Unfortunately, there is not a medical consensus to define the lifecycle of an implant; some women have had implants for 40 years with no problems, while others are on their fourth set.

However, manufacturers suggest that women can expect a decade’s worth of mileage before they see any issues.

Both Mentor and Allergan, (maker of Natrelle implants), offer limited ten-year warranties by default. The warranties cover replacement implants and put $1,200 towards reoperation fees. Each also offers premium warranties for an additional $100 that cover up to $2400 of surgical expenses. By comparison, replacement surgeries cost anywhere between $5,000 and $10,000.

Warranty Shortcomings

Even if the implants are still under warranty, complications can warrant hefty out-of-pocket fees. Insurance does not cover MRI examinations (the only way to detect silicone leakage), and rarely covers additional reoperation costs. Plus, none of the policies compensate for lost time or any travel expenses associated with reoperation (for women who had operations done in a different state, for example).

Furthermore, patients may require additional surgery not only due to a defect, but on account of complications like shifting, capsular contracture or internal scarring.

Be Prepared

The warranty only lasts a decade, but the longer the implants are there, the more likely they are to break or leak. If this occurs, they will need to be removed and replaced.

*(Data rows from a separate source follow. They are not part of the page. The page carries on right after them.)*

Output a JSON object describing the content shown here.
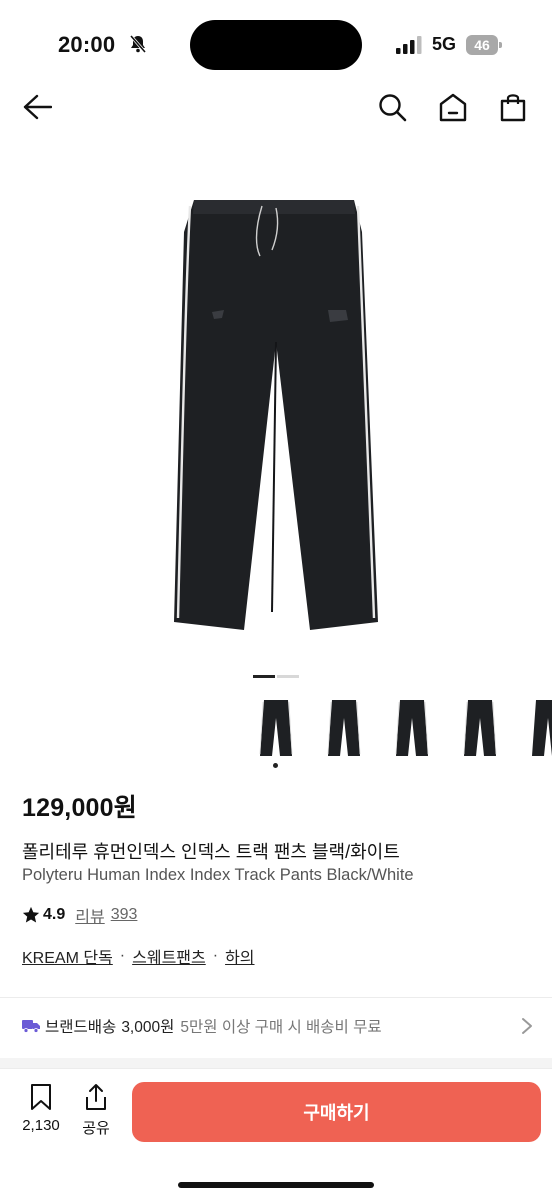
{
  "status_bar": {
    "time": "20:00",
    "network": "5G",
    "battery": "46"
  },
  "product": {
    "price": "129,000원",
    "name_ko": "폴리테루 휴먼인덱스 인덱스 트랙 팬츠 블랙/화이트",
    "name_en": "Polyteru Human Index Index Track Pants Black/White",
    "rating": "4.9",
    "review_label": "리뷰",
    "review_count": "393",
    "tags": [
      "KREAM 단독",
      "스웨트팬츠",
      "하의"
    ],
    "tag_separator": "·"
  },
  "image_carousel": {
    "total_pages": 2,
    "current_page": 1,
    "thumbnails": 5
  },
  "shipping": {
    "label": "브랜드배송",
    "fee": "3,000원",
    "note": "5만원 이상 구매 시 배송비 무료"
  },
  "bottom_bar": {
    "wish_count": "2,130",
    "share_label": "공유",
    "buy_label": "구매하기"
  },
  "colors": {
    "accent": "#ef6253",
    "truck_icon": "#6b5bd6",
    "pants": "#1e2023",
    "piping": "#e8e8e8"
  },
  "icons": [
    "bell-slash-icon",
    "signal-icon",
    "battery-icon",
    "back-arrow-icon",
    "search-icon",
    "home-icon",
    "shopping-bag-icon",
    "star-icon",
    "truck-icon",
    "chevron-right-icon",
    "bookmark-icon",
    "share-icon"
  ]
}
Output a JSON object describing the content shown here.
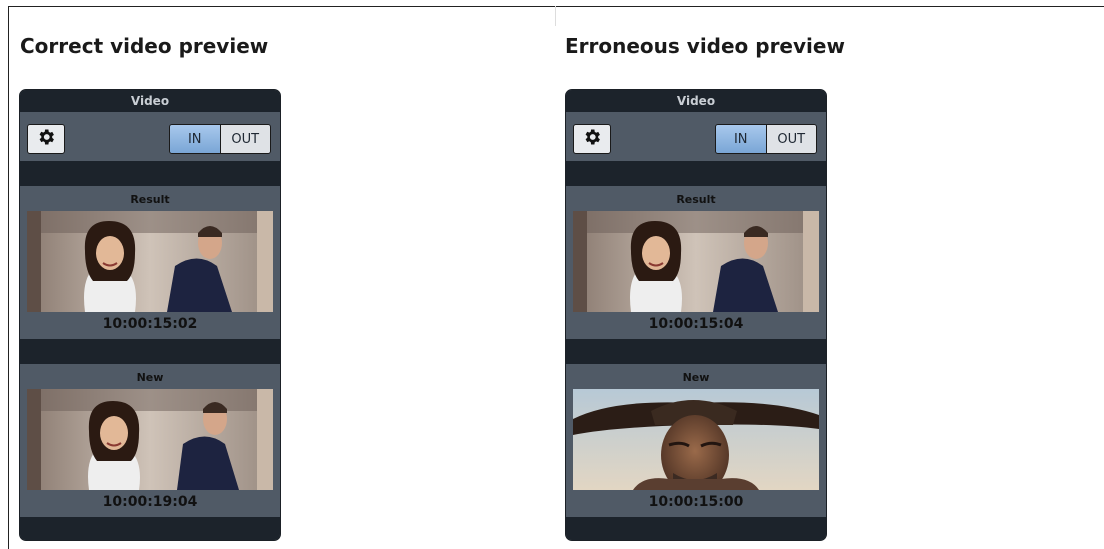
{
  "previews": [
    {
      "heading": "Correct video preview",
      "panel": {
        "title": "Video",
        "settings_icon": "gear-icon",
        "toggle": {
          "in_label": "IN",
          "out_label": "OUT",
          "selected": "IN"
        },
        "result": {
          "label": "Result",
          "thumbnail": "couple-wedding-scene",
          "timecode": "10:00:15:02"
        },
        "new": {
          "label": "New",
          "thumbnail": "couple-wedding-scene",
          "timecode": "10:00:19:04"
        }
      }
    },
    {
      "heading": "Erroneous video preview",
      "panel": {
        "title": "Video",
        "settings_icon": "gear-icon",
        "toggle": {
          "in_label": "IN",
          "out_label": "OUT",
          "selected": "IN"
        },
        "result": {
          "label": "Result",
          "thumbnail": "couple-wedding-scene",
          "timecode": "10:00:15:04"
        },
        "new": {
          "label": "New",
          "thumbnail": "cowboy-portrait-scene",
          "timecode": "10:00:15:00"
        }
      }
    }
  ],
  "colors": {
    "panel_bg": "#505a66",
    "panel_dark": "#1c232b",
    "active_toggle": "#8fb6e2"
  }
}
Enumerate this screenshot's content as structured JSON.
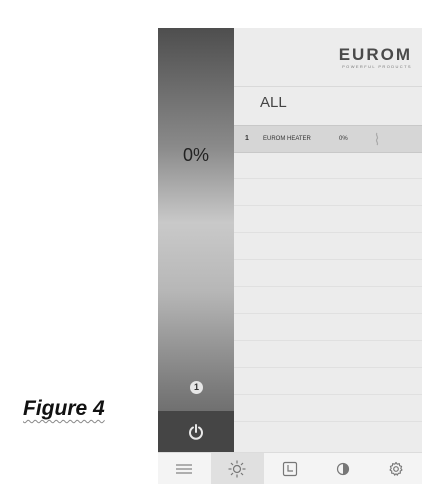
{
  "caption": "Figure 4",
  "sidebar": {
    "level": "0%",
    "badge": "1",
    "power_icon": "power-icon"
  },
  "brand": {
    "name": "EUROM",
    "tagline": "POWERFUL PRODUCTS"
  },
  "group": {
    "title": "ALL"
  },
  "devices": [
    {
      "number": "1",
      "name": "EUROM HEATER",
      "value": "0%",
      "icon": "heater-icon"
    }
  ],
  "tabs": [
    {
      "icon": "list-icon",
      "active": false
    },
    {
      "icon": "sun-icon",
      "active": true
    },
    {
      "icon": "clock-icon",
      "active": false
    },
    {
      "icon": "half-circle-icon",
      "active": false
    },
    {
      "icon": "gear-icon",
      "active": false
    }
  ],
  "colors": {
    "sidebar_dark": "#4e4e4e",
    "sidebar_light": "#c9c9c9",
    "panel_bg": "#ececec",
    "selected_row": "#d6d6d6"
  }
}
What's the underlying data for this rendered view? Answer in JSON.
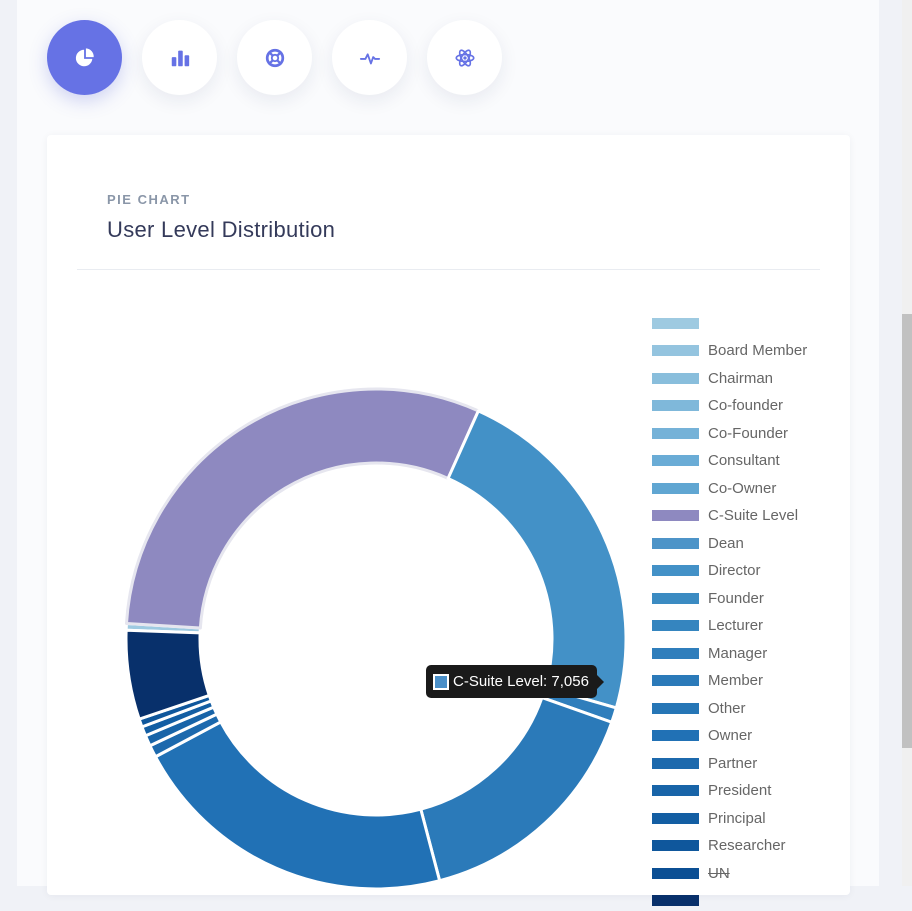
{
  "toolbar": {
    "buttons": [
      {
        "name": "pie-chart-icon-button",
        "icon": "pie-chart-icon",
        "active": true
      },
      {
        "name": "bar-chart-icon-button",
        "icon": "bar-chart-icon",
        "active": false
      },
      {
        "name": "life-ring-icon-button",
        "icon": "life-ring-icon",
        "active": false
      },
      {
        "name": "pulse-icon-button",
        "icon": "pulse-icon",
        "active": false
      },
      {
        "name": "atom-icon-button",
        "icon": "atom-icon",
        "active": false
      }
    ],
    "accent": "#6672e5"
  },
  "card": {
    "subtitle": "PIE CHART",
    "title": "User Level Distribution"
  },
  "tooltip": {
    "text": "C-Suite Level: 7,056",
    "swatch": "#4a8fc8"
  },
  "chart_data": {
    "type": "pie",
    "title": "User Level Distribution",
    "legend_position": "right",
    "slices": [
      {
        "label": "",
        "value": 100,
        "color": "#9ecae1"
      },
      {
        "label": "Board Member",
        "value": 0,
        "color": "#94c4df"
      },
      {
        "label": "Chairman",
        "value": 0,
        "color": "#89bedc"
      },
      {
        "label": "Co-founder",
        "value": 0,
        "color": "#7fb8da"
      },
      {
        "label": "Co-Founder",
        "value": 0,
        "color": "#75b2d8"
      },
      {
        "label": "Consultant",
        "value": 0,
        "color": "#6aacd6"
      },
      {
        "label": "Co-Owner",
        "value": 0,
        "color": "#60a6d2"
      },
      {
        "label": "C-Suite Level",
        "value": 7056,
        "color": "#8e89c0"
      },
      {
        "label": "Dean",
        "value": 0,
        "color": "#4d94c8"
      },
      {
        "label": "Director",
        "value": 5220,
        "color": "#4391c7"
      },
      {
        "label": "Founder",
        "value": 0,
        "color": "#3b8bc2"
      },
      {
        "label": "Lecturer",
        "value": 0,
        "color": "#3585bf"
      },
      {
        "label": "Manager",
        "value": 220,
        "color": "#2f7ebc"
      },
      {
        "label": "Member",
        "value": 3560,
        "color": "#2b7ab9"
      },
      {
        "label": "Other",
        "value": 0,
        "color": "#2676b6"
      },
      {
        "label": "Owner",
        "value": 4890,
        "color": "#2171b5"
      },
      {
        "label": "Partner",
        "value": 180,
        "color": "#1c69ad"
      },
      {
        "label": "President",
        "value": 160,
        "color": "#1864a8"
      },
      {
        "label": "Principal",
        "value": 140,
        "color": "#135ea3"
      },
      {
        "label": "Researcher",
        "value": 120,
        "color": "#0f579c"
      },
      {
        "label": "UN",
        "value": 0,
        "color": "#0b4f94",
        "hidden": true
      },
      {
        "label": "",
        "value": 1320,
        "color": "#08306b"
      }
    ]
  }
}
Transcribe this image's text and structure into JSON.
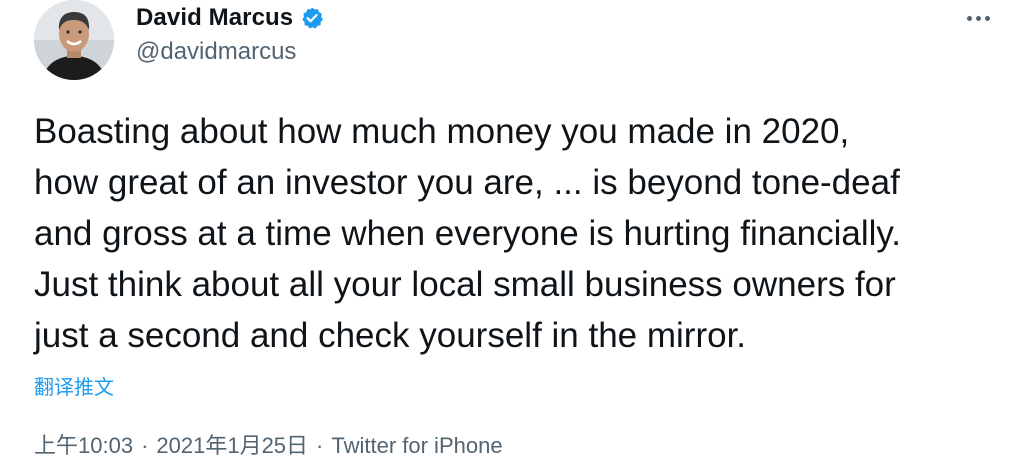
{
  "author": {
    "display_name": "David Marcus",
    "handle": "@davidmarcus",
    "verified_icon": "verified-badge-icon",
    "avatar_icon": "profile-photo"
  },
  "tweet": {
    "lines": [
      "Boasting about how much money you made in 2020,",
      "how great of an investor you are, ... is beyond tone-deaf",
      "and gross at a time when everyone is hurting financially.",
      "Just think about all your local small business owners for",
      "just a second and check yourself in the mirror."
    ],
    "translate_label": "翻译推文"
  },
  "meta": {
    "time": "上午10:03",
    "separator": "·",
    "date": "2021年1月25日",
    "source": "Twitter for iPhone"
  },
  "actions": {
    "more_icon": "more-options-icon"
  },
  "colors": {
    "text_primary": "#0f1419",
    "text_secondary": "#536471",
    "accent": "#1d9bf0"
  }
}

Dr. Linda Huang, a plastic surgeon in Denver, says that women must expect to spend at least as much on maintenance as on the first surgery. “If they would rather spend their money on a trip to Paris…then I recommend they do not have breast augmentation to begin with,” she told the New York Times.

Don’t Dismay

Even though over 20 percent of women needed follow-up surgery, roughly 90 percent report satisfaction with their implants. Understanding beforehand that additional surgery will likely be needed, whether in the first ten years or further down the line, will help many to take complications in stride and remain happy with their implants.